(Data entries):

========================================

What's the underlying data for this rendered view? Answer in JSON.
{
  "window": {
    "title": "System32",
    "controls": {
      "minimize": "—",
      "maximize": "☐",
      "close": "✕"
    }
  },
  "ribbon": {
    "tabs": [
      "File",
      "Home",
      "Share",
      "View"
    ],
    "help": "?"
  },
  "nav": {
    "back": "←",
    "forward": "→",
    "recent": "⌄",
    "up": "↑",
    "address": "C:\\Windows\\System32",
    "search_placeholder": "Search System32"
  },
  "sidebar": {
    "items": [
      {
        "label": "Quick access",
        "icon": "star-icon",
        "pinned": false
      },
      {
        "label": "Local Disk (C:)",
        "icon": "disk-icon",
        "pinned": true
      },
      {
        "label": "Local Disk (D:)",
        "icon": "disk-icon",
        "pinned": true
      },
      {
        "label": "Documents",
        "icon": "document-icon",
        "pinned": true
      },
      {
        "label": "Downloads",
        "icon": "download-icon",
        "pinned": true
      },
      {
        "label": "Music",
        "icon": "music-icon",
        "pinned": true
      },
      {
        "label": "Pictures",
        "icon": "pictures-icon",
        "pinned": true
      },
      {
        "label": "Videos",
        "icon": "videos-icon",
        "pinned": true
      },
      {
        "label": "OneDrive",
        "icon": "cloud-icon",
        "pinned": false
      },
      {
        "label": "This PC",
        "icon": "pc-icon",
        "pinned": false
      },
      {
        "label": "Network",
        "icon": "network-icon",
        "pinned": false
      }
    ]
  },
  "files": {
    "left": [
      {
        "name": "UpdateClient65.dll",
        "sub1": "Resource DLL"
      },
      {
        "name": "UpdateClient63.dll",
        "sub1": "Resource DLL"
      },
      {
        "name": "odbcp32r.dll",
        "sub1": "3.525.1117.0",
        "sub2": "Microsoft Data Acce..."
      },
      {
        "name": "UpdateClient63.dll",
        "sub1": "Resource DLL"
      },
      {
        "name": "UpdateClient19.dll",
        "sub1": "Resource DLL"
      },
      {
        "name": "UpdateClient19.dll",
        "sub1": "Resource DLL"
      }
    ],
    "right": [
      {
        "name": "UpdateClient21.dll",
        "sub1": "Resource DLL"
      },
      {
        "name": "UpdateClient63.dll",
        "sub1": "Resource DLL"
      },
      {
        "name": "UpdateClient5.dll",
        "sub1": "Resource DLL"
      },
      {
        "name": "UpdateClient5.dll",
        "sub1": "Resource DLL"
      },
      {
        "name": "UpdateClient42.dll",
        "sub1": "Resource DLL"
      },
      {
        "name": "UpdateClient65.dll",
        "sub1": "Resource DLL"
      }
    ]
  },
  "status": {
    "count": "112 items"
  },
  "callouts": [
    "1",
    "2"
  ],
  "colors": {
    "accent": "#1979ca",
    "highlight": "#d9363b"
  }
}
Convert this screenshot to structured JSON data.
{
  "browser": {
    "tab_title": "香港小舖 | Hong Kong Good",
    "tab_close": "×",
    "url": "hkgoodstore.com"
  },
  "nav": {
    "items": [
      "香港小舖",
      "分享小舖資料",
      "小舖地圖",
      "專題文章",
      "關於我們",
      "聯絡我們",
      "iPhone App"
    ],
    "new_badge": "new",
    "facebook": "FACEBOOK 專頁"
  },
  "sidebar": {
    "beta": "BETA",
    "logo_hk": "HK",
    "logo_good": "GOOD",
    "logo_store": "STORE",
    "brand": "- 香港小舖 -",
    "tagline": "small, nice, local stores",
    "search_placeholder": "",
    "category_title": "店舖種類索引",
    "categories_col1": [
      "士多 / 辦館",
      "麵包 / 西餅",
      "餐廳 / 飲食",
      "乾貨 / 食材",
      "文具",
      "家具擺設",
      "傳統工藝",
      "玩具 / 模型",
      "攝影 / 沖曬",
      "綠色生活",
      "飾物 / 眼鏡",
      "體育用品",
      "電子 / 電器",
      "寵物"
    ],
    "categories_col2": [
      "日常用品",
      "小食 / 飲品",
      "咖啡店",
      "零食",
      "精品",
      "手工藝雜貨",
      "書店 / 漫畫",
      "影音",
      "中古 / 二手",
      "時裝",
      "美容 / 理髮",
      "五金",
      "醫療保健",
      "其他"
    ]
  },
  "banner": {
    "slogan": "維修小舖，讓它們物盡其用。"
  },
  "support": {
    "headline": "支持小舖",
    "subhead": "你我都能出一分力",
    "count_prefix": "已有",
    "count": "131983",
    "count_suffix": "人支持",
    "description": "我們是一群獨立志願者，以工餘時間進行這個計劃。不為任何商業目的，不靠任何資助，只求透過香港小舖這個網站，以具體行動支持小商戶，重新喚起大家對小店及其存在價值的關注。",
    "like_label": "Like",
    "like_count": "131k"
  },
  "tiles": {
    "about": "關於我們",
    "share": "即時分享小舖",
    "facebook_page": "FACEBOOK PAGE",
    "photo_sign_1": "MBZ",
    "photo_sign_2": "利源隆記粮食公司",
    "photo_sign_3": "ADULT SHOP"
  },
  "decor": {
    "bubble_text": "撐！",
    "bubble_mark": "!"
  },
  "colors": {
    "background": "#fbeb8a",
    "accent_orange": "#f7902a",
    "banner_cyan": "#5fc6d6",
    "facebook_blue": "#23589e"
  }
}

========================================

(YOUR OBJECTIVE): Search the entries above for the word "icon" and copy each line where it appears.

(RESPONSE FOR THIS EXERCISE):
        "icon": "star-icon",
        "icon": "disk-icon",
        "icon": "disk-icon",
        "icon": "document-icon",
        "icon": "download-icon",
        "icon": "music-icon",
        "icon": "pictures-icon",
        "icon": "videos-icon",
        "icon": "cloud-icon",
        "icon": "pc-icon",
        "icon": "network-icon",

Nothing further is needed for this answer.